Messenger RNA, or mRNA, serves as a blueprint for all cellular lifeforms to construct functional proteins. The idea behind an mRNA vaccine is that by providing our cells with a harmless blueprint derived from a pathogen like COVID-19, we can teach our immune system how to recognize and defend itself without causing disease. The foundational discoveries that enabled the rapid development of the COVID-19 mRNA vaccine originated at the University of Pennsylvania in the early 2000s, coincidentally during the time I was a graduate student there. It was there that Dr. Katalin Karikó and Dr. Drew Weissman discovered a method in which mRNA can be synthetically produced to promote long-lasting immune memory against potentially unseen pathogens, which led to their winning of the 2023 Nobel Prize in Medicine.

The key strength of the COVID-19 vaccine lies in its ability to reduce severe disease and, ultimately, death. However, a major focus of my research lab has centered around whether we can develop a vaccination strategy to prevent infection altogether. We like to compare this concept to a medieval castle, where the castle is the body and the soldiers are the cells of the immune system, valiantly defending their kingdom from invading pathogens. The current COVID-19 vaccine helps to train these cell-soldiers to fight against infection inside the castle walls but does not prevent breaching of the castle gate itself. Our plan is not only to train soldiers inside the gate to fight infection but also to deploy soldiers outside the gate to prevent infection altogether.

Using the cutting-edge mouse research facilities and technology available at UVA, we have harnessed a two-pronged vaccination strategy. An initial mRNA vaccine is first administered to lay the groundwork for a strong immune response, followed by an inhaled vaccination designed to mimic the normal COVID-19 viral route of entry through the airways. This is a vaccination strategy that has been used to great effect in India and China, and in our hands, we have found that the inhalation vaccine is able to enhance the immune system’s strength more specifically within the respiratory tract and lungs, leading to enhanced barrier protection (i.e. trained soldiers outside the castle gate).

These findings have led us to wonder whether other lung diseases, such as lung cancer, may benefit from a similar vaccination approach.

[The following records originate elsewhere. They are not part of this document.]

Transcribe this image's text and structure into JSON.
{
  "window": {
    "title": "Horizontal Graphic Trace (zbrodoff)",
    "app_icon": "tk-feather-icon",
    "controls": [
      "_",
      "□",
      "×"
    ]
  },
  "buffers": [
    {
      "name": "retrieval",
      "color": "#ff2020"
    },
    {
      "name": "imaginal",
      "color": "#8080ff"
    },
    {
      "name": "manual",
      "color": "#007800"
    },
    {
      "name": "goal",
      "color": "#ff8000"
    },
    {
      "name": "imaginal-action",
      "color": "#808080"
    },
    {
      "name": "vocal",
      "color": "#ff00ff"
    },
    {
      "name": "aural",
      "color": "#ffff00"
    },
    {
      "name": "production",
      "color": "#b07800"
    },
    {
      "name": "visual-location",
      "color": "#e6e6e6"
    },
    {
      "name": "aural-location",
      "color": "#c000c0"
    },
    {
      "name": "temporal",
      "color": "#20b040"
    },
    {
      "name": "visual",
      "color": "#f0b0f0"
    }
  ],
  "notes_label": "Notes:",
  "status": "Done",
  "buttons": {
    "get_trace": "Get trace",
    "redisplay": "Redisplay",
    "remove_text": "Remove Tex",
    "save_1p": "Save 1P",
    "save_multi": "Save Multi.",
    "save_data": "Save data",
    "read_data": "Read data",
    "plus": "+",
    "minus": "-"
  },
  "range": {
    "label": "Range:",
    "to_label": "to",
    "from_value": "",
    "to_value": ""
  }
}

Driving this project forward is my graduate student, Sam, so I thought he should be the one to explain it to you.

Adjacent to Jie’s central research focus, my interests lie in developing strategies to enhance the immune system’s ability to recognize and kill cancer cells. These interests arose during my undergraduate education, where I studied how repeated cellular mutations can drive cancer development. Speaking with Jie about my scientific interests, I realized the incredible potential his vaccination strategy could have in treating not just COVID-19, but other respiratory diseases like lung cancer.

While vaccines are predominately used to treat infectious diseases, they can also be used to treat cancer. Cancer development is primarily driven through damage-induced DNA mutations, and subsequent mutant protein production. These mutant proteins can resemble normal proteins with often increased/decreased function or can be new proteins entirely. Therefore, we can develop vaccines that teach the immune system how to selectively kill cancer cells producing mutant proteins, while keeping healthy cells intact.

To apply our mRNA+inhalation vaccine strategy to cancer, we have a model system where cancer cells are administered into the lungs of mice. These cancer cells all produce the same mutated protein called “HELLO”. Currently, I’m developing an mRNA vaccine to specifically target the mutant HELLO protein. Part of HELLO is fluorescent red in color, allowing me to verify that my mRNA vaccine is correctly instructing cells (i.e. if I see red under a microscope, the cells are using the mRNA to make HELLO protein). Once developed, I will use this mRNA vaccine in combination with an inhalation vaccine to determine its therapeutic effect in cancer-burdened mice. Future work will entail figuring out how this vaccination strategy works at the molecular level to reduce cancer burden.

Also posted on the Office of Engagement Website